Use of a One-Way Hash with a Predictable Salt
The software uses a one-way cryptographic hash against an input that should not be reversible, such as a password, but the software uses a predictable salt as part of the input.
This makes it easier for attackers to pre-compute the hash value using dictionary attack techniques such as rainbow tables, effectively disabling the protection that an unpredictable salt would provide.
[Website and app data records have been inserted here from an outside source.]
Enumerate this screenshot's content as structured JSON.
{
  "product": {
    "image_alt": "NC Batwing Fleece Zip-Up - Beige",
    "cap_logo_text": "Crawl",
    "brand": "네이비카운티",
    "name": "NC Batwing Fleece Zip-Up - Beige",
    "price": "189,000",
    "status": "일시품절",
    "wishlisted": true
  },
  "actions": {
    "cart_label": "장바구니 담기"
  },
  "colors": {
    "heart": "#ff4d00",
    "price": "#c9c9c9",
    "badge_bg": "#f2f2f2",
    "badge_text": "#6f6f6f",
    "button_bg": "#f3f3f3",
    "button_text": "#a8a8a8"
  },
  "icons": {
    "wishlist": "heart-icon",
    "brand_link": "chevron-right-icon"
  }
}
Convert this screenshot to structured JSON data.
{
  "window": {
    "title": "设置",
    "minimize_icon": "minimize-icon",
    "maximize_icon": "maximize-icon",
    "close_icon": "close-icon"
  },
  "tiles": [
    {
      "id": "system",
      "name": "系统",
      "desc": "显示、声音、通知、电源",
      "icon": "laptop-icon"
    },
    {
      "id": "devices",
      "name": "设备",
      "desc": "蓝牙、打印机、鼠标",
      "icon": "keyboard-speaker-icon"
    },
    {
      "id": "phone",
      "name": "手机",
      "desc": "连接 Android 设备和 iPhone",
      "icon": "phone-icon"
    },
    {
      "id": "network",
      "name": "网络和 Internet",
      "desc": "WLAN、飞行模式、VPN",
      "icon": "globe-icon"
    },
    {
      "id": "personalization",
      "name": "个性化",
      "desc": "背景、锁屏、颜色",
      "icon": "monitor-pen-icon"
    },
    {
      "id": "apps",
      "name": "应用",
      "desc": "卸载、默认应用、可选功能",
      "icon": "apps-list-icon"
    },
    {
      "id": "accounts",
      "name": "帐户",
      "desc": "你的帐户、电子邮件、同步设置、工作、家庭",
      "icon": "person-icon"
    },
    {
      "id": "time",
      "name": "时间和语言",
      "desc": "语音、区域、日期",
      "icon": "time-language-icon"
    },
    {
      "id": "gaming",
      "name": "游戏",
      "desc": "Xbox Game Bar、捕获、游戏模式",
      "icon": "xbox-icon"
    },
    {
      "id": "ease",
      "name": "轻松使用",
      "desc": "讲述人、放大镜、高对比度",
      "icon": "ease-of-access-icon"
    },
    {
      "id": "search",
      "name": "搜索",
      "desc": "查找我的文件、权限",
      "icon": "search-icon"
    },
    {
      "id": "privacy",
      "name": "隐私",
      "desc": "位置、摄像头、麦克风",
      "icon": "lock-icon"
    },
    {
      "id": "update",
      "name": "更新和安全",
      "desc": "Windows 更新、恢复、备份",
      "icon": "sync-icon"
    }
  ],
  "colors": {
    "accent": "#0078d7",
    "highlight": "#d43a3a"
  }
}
It should be noted that, despite common perceptions, the use of a good salt with a hash does not sufficiently increase the effort for an attacker who is targeting an individual password, or who has a large amount of computing resources available, such as with cloud-based services or specialized, inexpensive hardware. Offline password cracking can still be effective if the hash function is not expensive to compute; many cryptographic functions are designed to be efficient and can be vulnerable to attacks using massive computing resources, even if the hash is cryptographically strong. The use of a salt only slightly increases the computing requirements for an attacker compared to other strategies such as adaptive hash functions. See CWE-916 for more details.
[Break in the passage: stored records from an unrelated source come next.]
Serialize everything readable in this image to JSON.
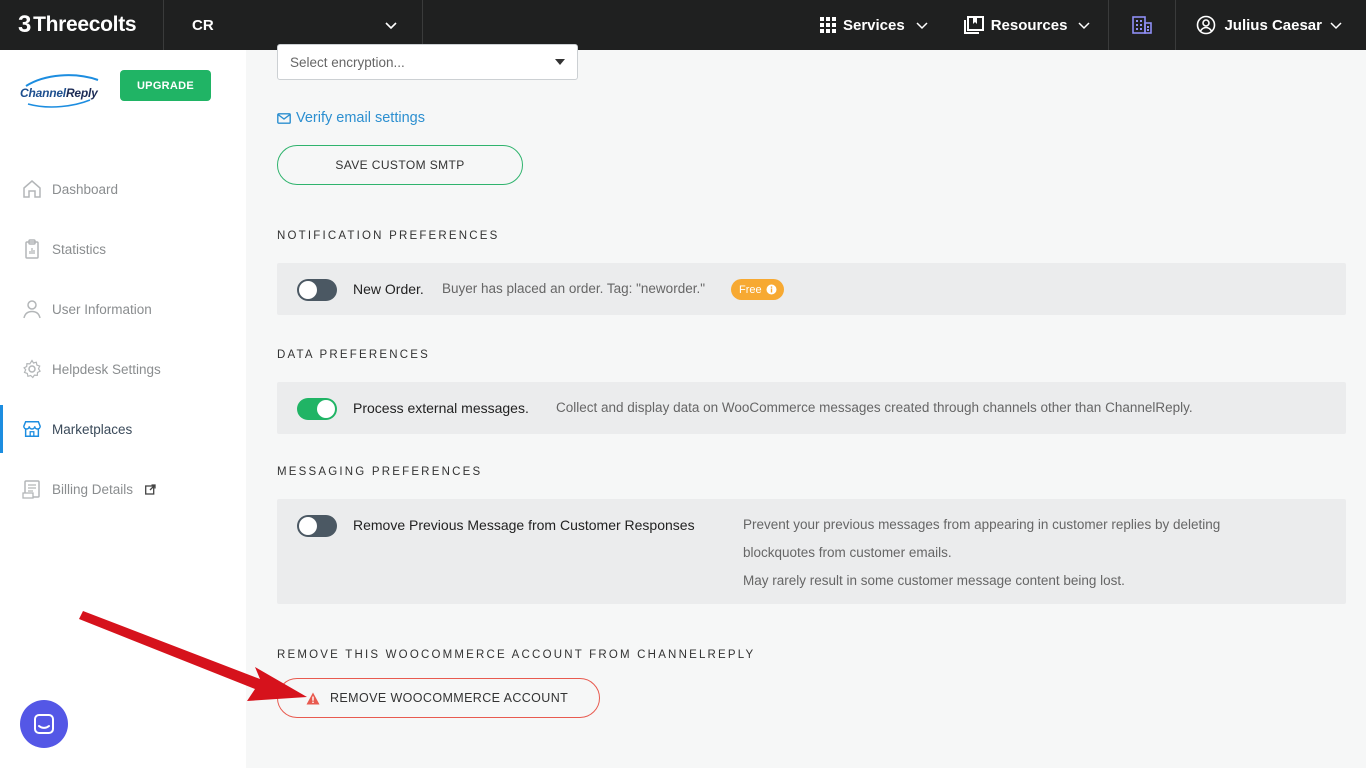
{
  "topbar": {
    "brand": "Threecolts",
    "brand_mark": "3",
    "account": "CR",
    "services": "Services",
    "resources": "Resources",
    "user": "Julius Caesar"
  },
  "sidebar": {
    "logo_channel": "Channel",
    "logo_reply": "Reply",
    "upgrade": "UPGRADE",
    "items": [
      {
        "label": "Dashboard",
        "icon": "home-icon"
      },
      {
        "label": "Statistics",
        "icon": "clipboard-icon"
      },
      {
        "label": "User Information",
        "icon": "user-icon"
      },
      {
        "label": "Helpdesk Settings",
        "icon": "gear-icon"
      },
      {
        "label": "Marketplaces",
        "icon": "store-icon",
        "active": true
      },
      {
        "label": "Billing Details",
        "icon": "billing-icon",
        "external": true
      }
    ]
  },
  "main": {
    "encryption_placeholder": "Select encryption...",
    "verify_link": "Verify email settings",
    "save_smtp": "SAVE CUSTOM SMTP",
    "notification_title": "NOTIFICATION PREFERENCES",
    "new_order": {
      "label": "New Order.",
      "desc": "Buyer has placed an order. Tag: \"neworder.\"",
      "badge": "Free",
      "enabled": false
    },
    "data_title": "DATA PREFERENCES",
    "external": {
      "label": "Process external messages.",
      "desc": "Collect and display data on WooCommerce messages created through channels other than ChannelReply.",
      "enabled": true
    },
    "messaging_title": "MESSAGING PREFERENCES",
    "remove_previous": {
      "label": "Remove Previous Message from Customer Responses",
      "desc1": "Prevent your previous messages from appearing in customer replies by deleting",
      "desc2": "blockquotes from customer emails.",
      "desc3": "May rarely result in some customer message content being lost.",
      "enabled": false
    },
    "remove_title": "REMOVE THIS WOOCOMMERCE ACCOUNT FROM CHANNELREPLY",
    "remove_button": "REMOVE WOOCOMMERCE ACCOUNT"
  },
  "colors": {
    "accent_green": "#20b465",
    "link_blue": "#2c8fd0",
    "danger_red": "#e85a4f",
    "badge_orange": "#f7a932",
    "chat_purple": "#5457e6"
  }
}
In cryptography, salt refers to some random addition of data to an input before hashing to make dictionary attacks more difficult.
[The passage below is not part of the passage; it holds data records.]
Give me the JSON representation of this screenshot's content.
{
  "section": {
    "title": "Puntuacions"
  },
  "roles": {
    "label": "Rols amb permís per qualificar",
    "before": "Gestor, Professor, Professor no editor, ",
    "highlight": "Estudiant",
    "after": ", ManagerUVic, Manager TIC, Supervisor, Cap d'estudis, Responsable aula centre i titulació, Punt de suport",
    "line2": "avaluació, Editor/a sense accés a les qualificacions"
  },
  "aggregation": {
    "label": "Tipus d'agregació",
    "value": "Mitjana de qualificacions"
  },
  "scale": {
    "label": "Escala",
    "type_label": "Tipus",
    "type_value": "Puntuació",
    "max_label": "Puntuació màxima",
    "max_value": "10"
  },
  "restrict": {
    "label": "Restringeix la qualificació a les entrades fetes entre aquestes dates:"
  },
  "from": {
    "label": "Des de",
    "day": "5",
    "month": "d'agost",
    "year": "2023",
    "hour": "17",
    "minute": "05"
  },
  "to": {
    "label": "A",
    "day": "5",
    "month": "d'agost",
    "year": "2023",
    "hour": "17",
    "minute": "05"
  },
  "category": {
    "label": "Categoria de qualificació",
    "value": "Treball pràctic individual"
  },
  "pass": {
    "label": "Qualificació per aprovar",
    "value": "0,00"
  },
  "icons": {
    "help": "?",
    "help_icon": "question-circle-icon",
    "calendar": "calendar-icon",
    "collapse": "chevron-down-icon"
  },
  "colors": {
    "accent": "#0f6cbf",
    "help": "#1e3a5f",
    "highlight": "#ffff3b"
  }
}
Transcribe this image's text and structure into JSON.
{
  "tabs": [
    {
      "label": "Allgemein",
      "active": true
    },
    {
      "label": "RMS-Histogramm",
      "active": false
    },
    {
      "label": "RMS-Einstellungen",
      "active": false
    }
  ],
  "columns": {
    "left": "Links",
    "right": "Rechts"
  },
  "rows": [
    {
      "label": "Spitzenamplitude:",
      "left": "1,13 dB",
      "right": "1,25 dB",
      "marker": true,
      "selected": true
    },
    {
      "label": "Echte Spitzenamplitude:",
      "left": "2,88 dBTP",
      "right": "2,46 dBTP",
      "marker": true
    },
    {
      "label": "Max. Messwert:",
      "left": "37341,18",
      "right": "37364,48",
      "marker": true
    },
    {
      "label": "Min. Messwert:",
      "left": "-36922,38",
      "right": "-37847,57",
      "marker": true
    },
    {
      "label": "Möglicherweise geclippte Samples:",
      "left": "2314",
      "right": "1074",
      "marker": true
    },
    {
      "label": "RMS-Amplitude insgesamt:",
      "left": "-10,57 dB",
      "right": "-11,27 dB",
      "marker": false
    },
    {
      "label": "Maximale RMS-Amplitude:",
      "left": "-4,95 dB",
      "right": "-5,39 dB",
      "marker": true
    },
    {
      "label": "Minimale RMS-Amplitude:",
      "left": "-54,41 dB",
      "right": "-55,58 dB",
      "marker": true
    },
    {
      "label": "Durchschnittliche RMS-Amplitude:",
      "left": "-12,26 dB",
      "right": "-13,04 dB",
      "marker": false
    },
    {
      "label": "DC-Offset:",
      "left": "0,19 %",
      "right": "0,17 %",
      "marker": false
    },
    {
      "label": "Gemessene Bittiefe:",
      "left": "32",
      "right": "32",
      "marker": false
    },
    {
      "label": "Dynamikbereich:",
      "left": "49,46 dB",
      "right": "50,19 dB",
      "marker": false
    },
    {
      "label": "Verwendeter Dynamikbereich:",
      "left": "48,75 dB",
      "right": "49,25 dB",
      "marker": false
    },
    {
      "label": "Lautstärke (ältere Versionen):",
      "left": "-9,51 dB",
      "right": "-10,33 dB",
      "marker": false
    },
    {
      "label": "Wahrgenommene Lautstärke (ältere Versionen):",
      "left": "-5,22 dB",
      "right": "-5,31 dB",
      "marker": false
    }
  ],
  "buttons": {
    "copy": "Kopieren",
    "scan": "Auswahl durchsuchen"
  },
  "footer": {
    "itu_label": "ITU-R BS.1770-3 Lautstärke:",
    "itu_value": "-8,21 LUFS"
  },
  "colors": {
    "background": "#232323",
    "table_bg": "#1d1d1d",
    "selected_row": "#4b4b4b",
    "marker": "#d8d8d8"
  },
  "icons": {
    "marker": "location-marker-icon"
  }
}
Weaknesses in this category are related to the design and architecture of data confidentiality in a system. Frequently these deal with the use of encryption libraries....
This category identifies Software Fault Patterns (SFPs) within the Broken Cryptography cluster.
This view (slice) covers all the elements in CWE.
CWE identifiers in this view are weaknesses that do not have associated Software Fault Patterns (SFPs), as covered by the CWE-888 view. As such, they represent gaps in...
This view (slice) lists weaknesses that can be introduced during implementation.